(Data records)

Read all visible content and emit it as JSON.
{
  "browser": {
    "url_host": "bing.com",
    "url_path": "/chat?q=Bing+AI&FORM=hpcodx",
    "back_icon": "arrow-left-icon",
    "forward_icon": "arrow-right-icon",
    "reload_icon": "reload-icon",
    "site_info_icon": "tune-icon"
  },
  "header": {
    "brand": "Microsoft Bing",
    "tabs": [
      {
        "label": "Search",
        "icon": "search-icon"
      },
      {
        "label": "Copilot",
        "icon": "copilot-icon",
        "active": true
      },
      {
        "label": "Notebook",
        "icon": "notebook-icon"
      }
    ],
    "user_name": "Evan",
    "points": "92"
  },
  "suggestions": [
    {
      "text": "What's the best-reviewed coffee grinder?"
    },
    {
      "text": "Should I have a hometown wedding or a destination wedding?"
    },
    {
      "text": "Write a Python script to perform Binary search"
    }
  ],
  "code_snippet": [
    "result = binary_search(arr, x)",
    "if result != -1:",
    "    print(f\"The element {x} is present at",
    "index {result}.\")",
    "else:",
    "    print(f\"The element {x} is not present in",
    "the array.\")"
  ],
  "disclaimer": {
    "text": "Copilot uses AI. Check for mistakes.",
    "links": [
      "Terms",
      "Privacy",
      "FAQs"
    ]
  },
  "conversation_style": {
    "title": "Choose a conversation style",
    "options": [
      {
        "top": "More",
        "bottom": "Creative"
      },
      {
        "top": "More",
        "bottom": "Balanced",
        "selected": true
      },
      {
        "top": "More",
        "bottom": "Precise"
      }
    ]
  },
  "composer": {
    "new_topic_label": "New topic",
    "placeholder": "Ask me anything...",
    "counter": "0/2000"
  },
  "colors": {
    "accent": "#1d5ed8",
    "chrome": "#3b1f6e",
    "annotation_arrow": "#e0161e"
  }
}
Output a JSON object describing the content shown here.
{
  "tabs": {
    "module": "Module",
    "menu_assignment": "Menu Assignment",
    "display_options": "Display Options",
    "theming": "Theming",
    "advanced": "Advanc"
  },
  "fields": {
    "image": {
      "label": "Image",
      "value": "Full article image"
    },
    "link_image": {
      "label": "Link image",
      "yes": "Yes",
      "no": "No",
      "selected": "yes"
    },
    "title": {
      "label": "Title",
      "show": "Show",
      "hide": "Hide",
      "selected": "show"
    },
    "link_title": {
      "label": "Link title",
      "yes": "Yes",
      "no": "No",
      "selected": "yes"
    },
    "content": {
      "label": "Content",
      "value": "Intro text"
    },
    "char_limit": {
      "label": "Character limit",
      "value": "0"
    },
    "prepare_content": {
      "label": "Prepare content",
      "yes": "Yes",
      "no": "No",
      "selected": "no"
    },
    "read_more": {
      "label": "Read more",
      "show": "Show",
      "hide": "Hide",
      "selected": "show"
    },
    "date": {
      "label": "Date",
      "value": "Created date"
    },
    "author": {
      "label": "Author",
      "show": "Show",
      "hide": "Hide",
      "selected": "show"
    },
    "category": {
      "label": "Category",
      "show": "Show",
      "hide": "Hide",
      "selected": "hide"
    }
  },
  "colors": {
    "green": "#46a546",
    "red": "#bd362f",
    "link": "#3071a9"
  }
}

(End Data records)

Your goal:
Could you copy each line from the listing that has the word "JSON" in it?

Solution below:
Read all visible content and emit it as JSON.
Output a JSON object describing the content shown here.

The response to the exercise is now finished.